  • Citation: Pasztor, Sabrina . 2019. "Parlez in the Parlor: Greeting Rituals, Power Dynamics, Negotiation, and Goal Achievement in Tattoo Artist-Client Discourse on TLC’s NY Ink." The International Journal of Communication and Linguistic Studies 17 (1): 23-41. doi:10.18848/2327-7882/CGP/v17i01/23-41.
  • Extent: 19 pages

Abstract

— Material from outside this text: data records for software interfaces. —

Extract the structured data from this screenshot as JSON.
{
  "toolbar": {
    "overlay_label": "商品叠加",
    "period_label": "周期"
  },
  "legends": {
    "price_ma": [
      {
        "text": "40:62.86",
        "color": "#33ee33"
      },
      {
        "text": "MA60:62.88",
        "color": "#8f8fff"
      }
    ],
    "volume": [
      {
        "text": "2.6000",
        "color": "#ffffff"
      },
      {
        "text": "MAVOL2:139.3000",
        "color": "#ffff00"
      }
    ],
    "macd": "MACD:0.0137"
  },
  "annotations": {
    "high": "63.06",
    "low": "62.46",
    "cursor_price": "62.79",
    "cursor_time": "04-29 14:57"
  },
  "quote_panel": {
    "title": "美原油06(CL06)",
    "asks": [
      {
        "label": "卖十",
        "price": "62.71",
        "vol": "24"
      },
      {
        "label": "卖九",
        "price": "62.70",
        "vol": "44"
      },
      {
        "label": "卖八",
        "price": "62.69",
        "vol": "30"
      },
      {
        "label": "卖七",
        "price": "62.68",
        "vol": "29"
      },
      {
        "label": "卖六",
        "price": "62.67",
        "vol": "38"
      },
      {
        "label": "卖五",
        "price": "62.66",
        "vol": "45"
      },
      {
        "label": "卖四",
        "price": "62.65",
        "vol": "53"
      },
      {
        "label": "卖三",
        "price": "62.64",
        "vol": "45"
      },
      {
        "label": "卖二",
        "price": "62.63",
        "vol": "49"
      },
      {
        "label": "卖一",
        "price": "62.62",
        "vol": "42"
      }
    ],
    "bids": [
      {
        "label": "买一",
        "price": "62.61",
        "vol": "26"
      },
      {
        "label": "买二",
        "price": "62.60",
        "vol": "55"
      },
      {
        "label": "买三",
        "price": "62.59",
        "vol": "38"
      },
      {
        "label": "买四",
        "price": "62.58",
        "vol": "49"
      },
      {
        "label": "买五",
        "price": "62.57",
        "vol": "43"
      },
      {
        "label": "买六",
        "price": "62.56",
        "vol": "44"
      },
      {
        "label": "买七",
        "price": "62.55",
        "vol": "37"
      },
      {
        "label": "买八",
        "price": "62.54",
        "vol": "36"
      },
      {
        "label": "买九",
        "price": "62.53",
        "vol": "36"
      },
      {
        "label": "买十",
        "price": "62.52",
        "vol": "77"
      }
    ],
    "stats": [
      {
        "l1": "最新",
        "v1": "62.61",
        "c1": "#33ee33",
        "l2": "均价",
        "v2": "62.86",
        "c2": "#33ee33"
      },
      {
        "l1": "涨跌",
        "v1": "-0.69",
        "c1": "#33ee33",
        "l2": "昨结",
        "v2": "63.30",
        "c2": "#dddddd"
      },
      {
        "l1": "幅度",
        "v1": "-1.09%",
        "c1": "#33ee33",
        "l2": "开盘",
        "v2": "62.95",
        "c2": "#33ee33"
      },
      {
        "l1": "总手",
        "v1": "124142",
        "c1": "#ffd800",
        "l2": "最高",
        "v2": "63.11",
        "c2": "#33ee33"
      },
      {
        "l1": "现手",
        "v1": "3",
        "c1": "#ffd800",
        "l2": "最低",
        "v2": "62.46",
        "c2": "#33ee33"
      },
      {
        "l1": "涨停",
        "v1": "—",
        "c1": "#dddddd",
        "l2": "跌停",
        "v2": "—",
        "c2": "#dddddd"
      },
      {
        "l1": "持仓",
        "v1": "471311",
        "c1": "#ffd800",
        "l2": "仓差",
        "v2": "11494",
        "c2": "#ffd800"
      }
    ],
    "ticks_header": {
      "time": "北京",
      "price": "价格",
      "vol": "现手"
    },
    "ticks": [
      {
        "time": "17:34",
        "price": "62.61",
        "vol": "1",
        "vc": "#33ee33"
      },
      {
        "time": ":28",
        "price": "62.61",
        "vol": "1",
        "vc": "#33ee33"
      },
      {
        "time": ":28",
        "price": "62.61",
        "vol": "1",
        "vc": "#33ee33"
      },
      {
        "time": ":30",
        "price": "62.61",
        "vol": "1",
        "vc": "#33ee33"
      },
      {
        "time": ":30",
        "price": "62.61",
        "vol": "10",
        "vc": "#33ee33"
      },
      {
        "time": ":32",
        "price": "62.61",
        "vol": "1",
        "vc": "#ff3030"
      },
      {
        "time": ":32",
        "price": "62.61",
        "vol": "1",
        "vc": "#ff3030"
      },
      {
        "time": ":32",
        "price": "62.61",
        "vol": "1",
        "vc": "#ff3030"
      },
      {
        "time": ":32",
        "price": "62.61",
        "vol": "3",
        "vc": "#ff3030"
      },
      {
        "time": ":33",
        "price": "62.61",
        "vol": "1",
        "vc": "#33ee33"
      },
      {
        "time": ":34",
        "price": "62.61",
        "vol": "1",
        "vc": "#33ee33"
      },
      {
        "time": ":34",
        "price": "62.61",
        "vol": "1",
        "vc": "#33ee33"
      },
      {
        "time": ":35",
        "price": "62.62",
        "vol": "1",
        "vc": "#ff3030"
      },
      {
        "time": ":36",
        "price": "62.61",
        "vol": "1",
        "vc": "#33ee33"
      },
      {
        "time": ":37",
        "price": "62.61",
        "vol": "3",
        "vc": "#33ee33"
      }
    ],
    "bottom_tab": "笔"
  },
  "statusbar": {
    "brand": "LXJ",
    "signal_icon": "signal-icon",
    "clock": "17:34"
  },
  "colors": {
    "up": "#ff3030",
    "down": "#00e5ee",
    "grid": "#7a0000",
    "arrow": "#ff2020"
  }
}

This article investigates greeting rituals and negotiations between tattoo artists and studio clients as portrayed in “NY Ink” (2011–2013), an American reality television program about a New York tattoo parlor, The Wooster Street Social Club. Specifically, the study focuses on linguistic devices used toward goal achievement, assesses if and how gender influences goal outcomes, explores how power dynamics evolve, and discusses implications of prosody on negotiation practices between tattoo artists and their clients. Although media research has addressed reality television programming, little work has relied upon linguistic theory to analyze appropriate self-presentations at the local, interactional level. The examination of reality television programming allows the audience to witness seminal junctures at which point language not only reflects daily illocutionary acts, but a shift towards changing power dynamics in relational identities. A discourse analysis is conducted using nine artist-client greeting interactions, employing conversational logic theory, work on relational identity, power through discourse, and symbolic interactionism. Findings support the claim that culturally approved identities are revealed and mediated during artist-client greetings through prosodic devices (turn-taking, intonation) and conversational logic. The power dynamic between artist and client shifts in favor of the artist once goal negotiation begins through the use of intonation, specifically uptalk, but not turn-taking. Gender of the client or artist does not appear to be a factor in influencing goal-achievement in negotiation. Implications include reduction of relevance of turn-taking rituals, hyperinflation of intonation as the driver for power in artist-client conversational maintenance, and the presence of a framework for mutually beneficial outcomes in service-oriented negotiations.